This tiny electrocardiogram can send your temperature, blood oxygen levels and more directly to your medical provider.

Vanessa Hand Orellana CNET Senior Editor
As head of wearables at CNET, Vanessa reviews and writes about the latest smartwatches and fitness trackers. She joined the team seven years ago as an on-camera reporter for CNET's Spanish-language site and then moved on to the English side to host and produce some of CNET's videos and YouTube series. When she's not testing out smartwatches or dropping phones, you can catch her on a hike or trail run with her family.
Vanessa Hand Orellana
2 min read
HD Medical

HD medical is hoping to bridge the gap between your home and the doctor's office with HealthyU, a little device that measures your vital signs remotely and feeds them directly to your medical provider. 

Telemedicine has become a necessity during the global pandemic as more and more patients are taking consultations over the phone to avoid stepping foot in a clinic. But there's still a lot that can't be measured remotely.

Watch this: HealthyU delivers a 7-lead ECG to your doorstep

That's where HealthyU comes in. It's got a seven-lead electrocardiogram (also known as ECG or EKG) and measures blood oxygen levels, body temperature, breathing rate and blood pressure. In other words, it can measure everything you'd normally get checked out in a doctor's visit. 

To use it, you place the device against your chest with two fingers on the electrodes on the front. In addition to the electrodes, it has a temperature sensor and an optical sensor. 

While it's not at the level of a 12-lead ECG that you'd get at a hospital, the seven-lead ECG on the HealthyU paints a broader picture of what's going in the heart than, say, a smartwatch with similar features. By comparison, the Apple Watch or Fitbit Sense have only one lead. It can also be placed at different points on the chest to collectively deliver a 12-lead ECG.
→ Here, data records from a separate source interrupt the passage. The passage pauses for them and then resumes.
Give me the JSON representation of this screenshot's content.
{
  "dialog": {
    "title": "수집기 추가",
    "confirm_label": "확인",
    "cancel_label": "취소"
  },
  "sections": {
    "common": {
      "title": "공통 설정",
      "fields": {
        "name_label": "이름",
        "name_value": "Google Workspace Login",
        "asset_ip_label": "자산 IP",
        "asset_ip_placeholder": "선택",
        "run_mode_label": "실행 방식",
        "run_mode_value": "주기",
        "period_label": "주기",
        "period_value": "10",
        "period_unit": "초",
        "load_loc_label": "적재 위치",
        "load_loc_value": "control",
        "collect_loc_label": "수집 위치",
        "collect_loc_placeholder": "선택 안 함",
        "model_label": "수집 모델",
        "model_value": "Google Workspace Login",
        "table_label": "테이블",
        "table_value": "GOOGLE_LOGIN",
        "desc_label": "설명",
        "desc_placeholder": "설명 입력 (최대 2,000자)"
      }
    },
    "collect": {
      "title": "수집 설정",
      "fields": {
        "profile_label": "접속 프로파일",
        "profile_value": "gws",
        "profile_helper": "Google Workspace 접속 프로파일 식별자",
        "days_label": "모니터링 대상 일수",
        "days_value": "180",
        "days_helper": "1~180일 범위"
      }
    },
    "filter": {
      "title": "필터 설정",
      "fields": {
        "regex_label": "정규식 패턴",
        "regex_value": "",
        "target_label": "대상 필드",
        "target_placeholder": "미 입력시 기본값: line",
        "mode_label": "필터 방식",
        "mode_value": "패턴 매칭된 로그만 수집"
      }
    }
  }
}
Once you've got your measurements, the device can pair with your phone or computer and send this information to your doctor for interpretation. HealthyU can serve as a screening tool to determine whether or not your issue requires an in-person visit. 

The company plans to roll out the device to both health providers and the general public later this year, pending FDA clearance. 

The information contained in this article is for educational and informational purposes only and is not intended as health or medical advice. Always consult a physician or other qualified health provider regarding any questions you may have about a medical condition or health objectives.